This time it was harder than the first pack as I had further to carry them, so I made stacks of 9 which I could carry the full length of the boat, making the walking back and forth more efficient. Finally, I cleaned up and replaced the window, sealing with silicon just as it was getting dark.

Another 10 hour day. My poor bones and muscles are realy starting to ache now, and I had a hot shower and felt so glad I dont have to do it again. Today is Sunday, so Ive had a few extra hours in bed. Its rained a lot in the night so I cant wait to get aboard and see if the hatches are water tight.

Friday, 1 October 2010

Noahs ark

Another new month has arrived and im already wondering where this will be in 31 days from now. I certainly dont want another day like this one as its rained, rained and rained some more, then when I thought it was finished it realy rained.

Water is supposed to be on the outside but almost half the bilge area has water in it. I found out that the flexible acrylic sealant I was advised to bed the window frames in with doesnt work.
Its actually water based, which makes me wonder how the hell it can be water proof. At the moment, it resembles runny yoghurt and is about as much use as soggy rice paper. To add insult to injury, its stripped the red oxide paint off the steelwork
This means I have to wait for a nice dry day, take them out, clean them up, paint and replace with sealant which is more reliable. Regular silicone has never let me down.

Anyway, on Wednesday I ordered 3 packs of paving blocks, total weight 3.75 tons, 1404 bricks in total for the bilge ballast. I finished cutting back the insulation and cleaning up the mess, over 12 bags of it, but its a once only job so I dont mind.

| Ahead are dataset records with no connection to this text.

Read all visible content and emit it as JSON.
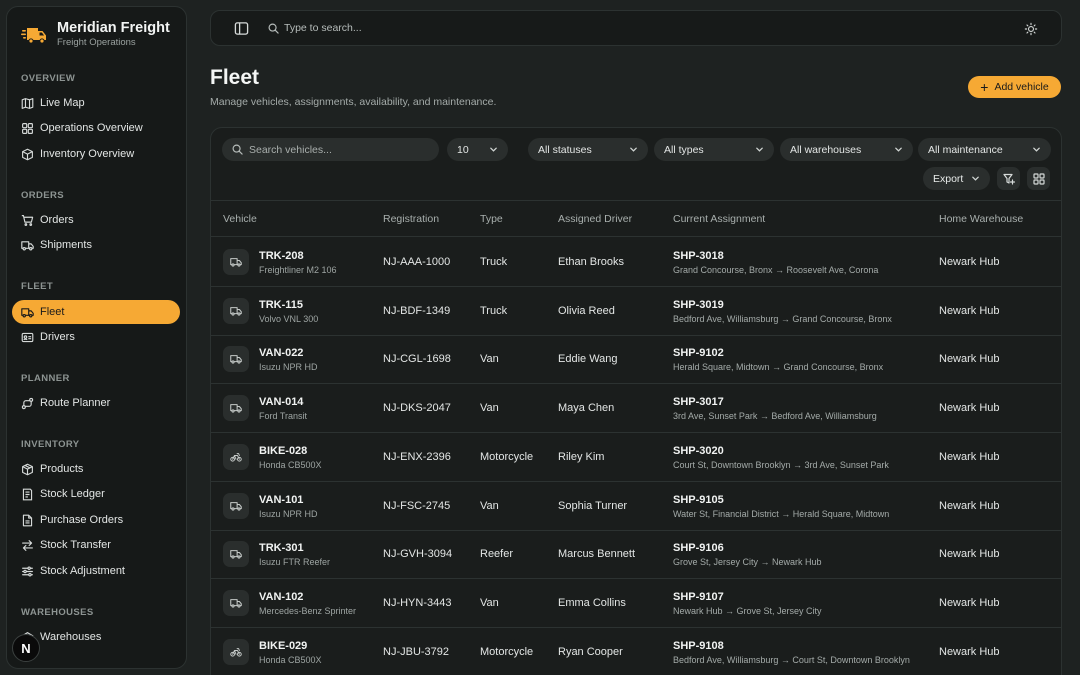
{
  "brand": {
    "name": "Meridian Freight",
    "subtitle": "Freight Operations",
    "logo_icon": "truck-icon"
  },
  "sidebar": {
    "sections": [
      {
        "label": "OVERVIEW",
        "items": [
          {
            "label": "Live Map",
            "icon": "map-icon"
          },
          {
            "label": "Operations Overview",
            "icon": "grid-icon"
          },
          {
            "label": "Inventory Overview",
            "icon": "box-icon"
          }
        ]
      },
      {
        "label": "ORDERS",
        "items": [
          {
            "label": "Orders",
            "icon": "cart-icon"
          },
          {
            "label": "Shipments",
            "icon": "truck-icon"
          }
        ]
      },
      {
        "label": "FLEET",
        "items": [
          {
            "label": "Fleet",
            "icon": "truck-icon",
            "active": true
          },
          {
            "label": "Drivers",
            "icon": "id-card-icon"
          }
        ]
      },
      {
        "label": "PLANNER",
        "items": [
          {
            "label": "Route Planner",
            "icon": "route-icon"
          }
        ]
      },
      {
        "label": "INVENTORY",
        "items": [
          {
            "label": "Products",
            "icon": "package-icon"
          },
          {
            "label": "Stock Ledger",
            "icon": "ledger-icon"
          },
          {
            "label": "Purchase Orders",
            "icon": "document-icon"
          },
          {
            "label": "Stock Transfer",
            "icon": "transfer-icon"
          },
          {
            "label": "Stock Adjustment",
            "icon": "sliders-icon"
          }
        ]
      },
      {
        "label": "WAREHOUSES",
        "items": [
          {
            "label": "Warehouses",
            "icon": "warehouse-icon"
          }
        ]
      }
    ],
    "bottom_badge": "N"
  },
  "topbar": {
    "search_placeholder": "Type to search..."
  },
  "header": {
    "title": "Fleet",
    "subtitle": "Manage vehicles, assignments, availability, and maintenance.",
    "add_button": "Add vehicle"
  },
  "filters": {
    "search_placeholder": "Search vehicles...",
    "page_size": "10",
    "status": "All statuses",
    "type": "All types",
    "warehouse": "All warehouses",
    "maintenance": "All maintenance",
    "export": "Export"
  },
  "table": {
    "columns": [
      "Vehicle",
      "Registration",
      "Type",
      "Assigned Driver",
      "Current Assignment",
      "Home Warehouse"
    ],
    "rows": [
      {
        "id": "TRK-208",
        "model": "Freightliner M2 106",
        "registration": "NJ-AAA-1000",
        "type": "Truck",
        "driver": "Ethan Brooks",
        "shipment": "SHP-3018",
        "route": "Grand Concourse, Bronx → Roosevelt Ave, Corona",
        "warehouse": "Newark Hub",
        "icon": "truck-icon"
      },
      {
        "id": "TRK-115",
        "model": "Volvo VNL 300",
        "registration": "NJ-BDF-1349",
        "type": "Truck",
        "driver": "Olivia Reed",
        "shipment": "SHP-3019",
        "route": "Bedford Ave, Williamsburg → Grand Concourse, Bronx",
        "warehouse": "Newark Hub",
        "icon": "truck-icon"
      },
      {
        "id": "VAN-022",
        "model": "Isuzu NPR HD",
        "registration": "NJ-CGL-1698",
        "type": "Van",
        "driver": "Eddie Wang",
        "shipment": "SHP-9102",
        "route": "Herald Square, Midtown → Grand Concourse, Bronx",
        "warehouse": "Newark Hub",
        "icon": "truck-icon"
      },
      {
        "id": "VAN-014",
        "model": "Ford Transit",
        "registration": "NJ-DKS-2047",
        "type": "Van",
        "driver": "Maya Chen",
        "shipment": "SHP-3017",
        "route": "3rd Ave, Sunset Park → Bedford Ave, Williamsburg",
        "warehouse": "Newark Hub",
        "icon": "truck-icon"
      },
      {
        "id": "BIKE-028",
        "model": "Honda CB500X",
        "registration": "NJ-ENX-2396",
        "type": "Motorcycle",
        "driver": "Riley Kim",
        "shipment": "SHP-3020",
        "route": "Court St, Downtown Brooklyn → 3rd Ave, Sunset Park",
        "warehouse": "Newark Hub",
        "icon": "bike-icon"
      },
      {
        "id": "VAN-101",
        "model": "Isuzu NPR HD",
        "registration": "NJ-FSC-2745",
        "type": "Van",
        "driver": "Sophia Turner",
        "shipment": "SHP-9105",
        "route": "Water St, Financial District → Herald Square, Midtown",
        "warehouse": "Newark Hub",
        "icon": "truck-icon"
      },
      {
        "id": "TRK-301",
        "model": "Isuzu FTR Reefer",
        "registration": "NJ-GVH-3094",
        "type": "Reefer",
        "driver": "Marcus Bennett",
        "shipment": "SHP-9106",
        "route": "Grove St, Jersey City → Newark Hub",
        "warehouse": "Newark Hub",
        "icon": "truck-icon"
      },
      {
        "id": "VAN-102",
        "model": "Mercedes-Benz Sprinter",
        "registration": "NJ-HYN-3443",
        "type": "Van",
        "driver": "Emma Collins",
        "shipment": "SHP-9107",
        "route": "Newark Hub → Grove St, Jersey City",
        "warehouse": "Newark Hub",
        "icon": "truck-icon"
      },
      {
        "id": "BIKE-029",
        "model": "Honda CB500X",
        "registration": "NJ-JBU-3792",
        "type": "Motorcycle",
        "driver": "Ryan Cooper",
        "shipment": "SHP-9108",
        "route": "Bedford Ave, Williamsburg → Court St, Downtown Brooklyn",
        "warehouse": "Newark Hub",
        "icon": "bike-icon"
      }
    ]
  },
  "colors": {
    "accent": "#f6a934",
    "background": "#1e2221",
    "panel": "#1a1d1c",
    "border": "#2c3231"
  }
}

Yesterday I got the timbers bolted to the scantlings and was back at work early this morning to tighten all of the 83 bolts.

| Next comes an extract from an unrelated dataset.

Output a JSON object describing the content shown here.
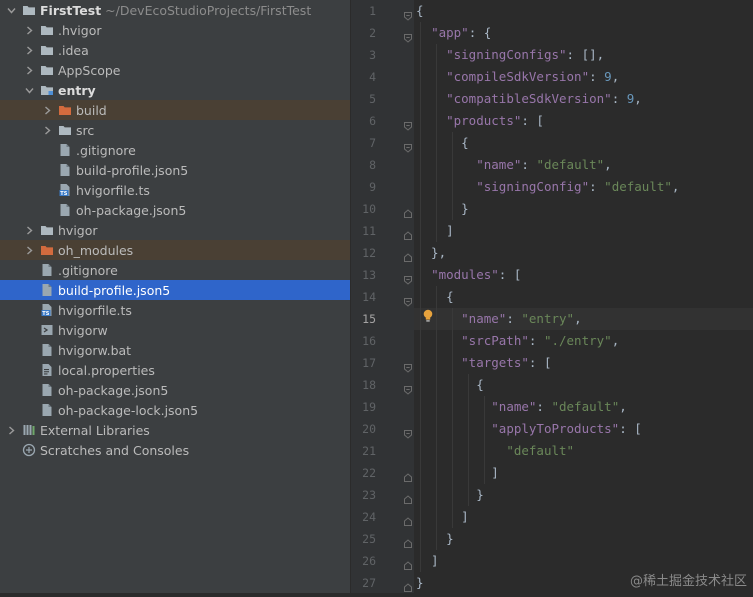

Then the bricks arrived and I had no sooner got the forklift and taken the window out and it started to rain more heavily.

I managed to unload and lay the first pack of bricks before I was totally soaked to the skin, so I sat in the car with the heater running to warm up and dry out a little. The day was a washout, the kind of rain that comes up with the tide so I departed for Hereford to collect some bits and pieces.